**Work to be completed:**
Reproduce all of the entries below exactly, without a single change.

**The data:**
= Beginning of Section =

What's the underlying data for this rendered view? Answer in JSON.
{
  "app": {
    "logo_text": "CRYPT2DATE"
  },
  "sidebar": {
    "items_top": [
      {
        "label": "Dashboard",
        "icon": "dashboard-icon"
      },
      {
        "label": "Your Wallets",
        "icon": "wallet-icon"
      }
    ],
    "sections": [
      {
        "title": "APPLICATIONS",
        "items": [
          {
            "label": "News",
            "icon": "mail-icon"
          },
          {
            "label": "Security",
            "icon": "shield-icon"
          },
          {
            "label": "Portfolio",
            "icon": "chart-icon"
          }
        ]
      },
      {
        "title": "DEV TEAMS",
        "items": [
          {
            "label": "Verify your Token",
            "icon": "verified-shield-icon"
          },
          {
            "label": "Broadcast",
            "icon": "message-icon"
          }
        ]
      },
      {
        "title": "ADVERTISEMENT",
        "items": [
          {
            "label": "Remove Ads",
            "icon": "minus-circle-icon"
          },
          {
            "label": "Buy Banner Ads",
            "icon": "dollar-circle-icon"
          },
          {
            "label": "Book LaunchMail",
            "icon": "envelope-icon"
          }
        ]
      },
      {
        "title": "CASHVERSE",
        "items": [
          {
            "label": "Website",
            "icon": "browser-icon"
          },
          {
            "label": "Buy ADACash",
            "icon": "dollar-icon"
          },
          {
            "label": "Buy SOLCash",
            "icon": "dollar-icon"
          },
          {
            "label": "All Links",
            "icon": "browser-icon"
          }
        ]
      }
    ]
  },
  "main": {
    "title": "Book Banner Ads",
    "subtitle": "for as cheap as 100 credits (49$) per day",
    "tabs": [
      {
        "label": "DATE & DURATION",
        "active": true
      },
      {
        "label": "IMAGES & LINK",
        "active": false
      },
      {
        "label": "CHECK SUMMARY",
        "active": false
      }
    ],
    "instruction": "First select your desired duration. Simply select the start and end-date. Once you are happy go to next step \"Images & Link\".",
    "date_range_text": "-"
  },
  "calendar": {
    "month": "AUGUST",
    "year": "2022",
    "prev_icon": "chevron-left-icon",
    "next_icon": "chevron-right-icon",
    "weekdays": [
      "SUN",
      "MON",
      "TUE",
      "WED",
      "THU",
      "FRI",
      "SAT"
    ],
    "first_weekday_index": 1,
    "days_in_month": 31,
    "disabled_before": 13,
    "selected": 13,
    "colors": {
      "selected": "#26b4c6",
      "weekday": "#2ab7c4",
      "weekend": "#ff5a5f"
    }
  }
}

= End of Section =

**Solution for this task:**
What's the underlying data for this rendered view? Answer in JSON.
{
  "app": {
    "logo_text": "CRYPT2DATE"
  },
  "sidebar": {
    "items_top": [
      {
        "label": "Dashboard",
        "icon": "dashboard-icon"
      },
      {
        "label": "Your Wallets",
        "icon": "wallet-icon"
      }
    ],
    "sections": [
      {
        "title": "APPLICATIONS",
        "items": [
          {
            "label": "News",
            "icon": "mail-icon"
          },
          {
            "label": "Security",
            "icon": "shield-icon"
          },
          {
            "label": "Portfolio",
            "icon": "chart-icon"
          }
        ]
      },
      {
        "title": "DEV TEAMS",
        "items": [
          {
            "label": "Verify your Token",
            "icon": "verified-shield-icon"
          },
          {
            "label": "Broadcast",
            "icon": "message-icon"
          }
        ]
      },
      {
        "title": "ADVERTISEMENT",
        "items": [
          {
            "label": "Remove Ads",
            "icon": "minus-circle-icon"
          },
          {
            "label": "Buy Banner Ads",
            "icon": "dollar-circle-icon"
          },
          {
            "label": "Book LaunchMail",
            "icon": "envelope-icon"
          }
        ]
      },
      {
        "title": "CASHVERSE",
        "items": [
          {
            "label": "Website",
            "icon": "browser-icon"
          },
          {
            "label": "Buy ADACash",
            "icon": "dollar-icon"
          },
          {
            "label": "Buy SOLCash",
            "icon": "dollar-icon"
          },
          {
            "label": "All Links",
            "icon": "browser-icon"
          }
        ]
      }
    ]
  },
  "main": {
    "title": "Book Banner Ads",
    "subtitle": "for as cheap as 100 credits (49$) per day",
    "tabs": [
      {
        "label": "DATE & DURATION",
        "active": true
      },
      {
        "label": "IMAGES & LINK",
        "active": false
      },
      {
        "label": "CHECK SUMMARY",
        "active": false
      }
    ],
    "instruction": "First select your desired duration. Simply select the start and end-date. Once you are happy go to next step \"Images & Link\".",
    "date_range_text": "-"
  },
  "calendar": {
    "month": "AUGUST",
    "year": "2022",
    "prev_icon": "chevron-left-icon",
    "next_icon": "chevron-right-icon",
    "weekdays": [
      "SUN",
      "MON",
      "TUE",
      "WED",
      "THU",
      "FRI",
      "SAT"
    ],
    "first_weekday_index": 1,
    "days_in_month": 31,
    "disabled_before": 13,
    "selected": 13,
    "colors": {
      "selected": "#26b4c6",
      "weekday": "#2ab7c4",
      "weekend": "#ff5a5f"
    }
  }
}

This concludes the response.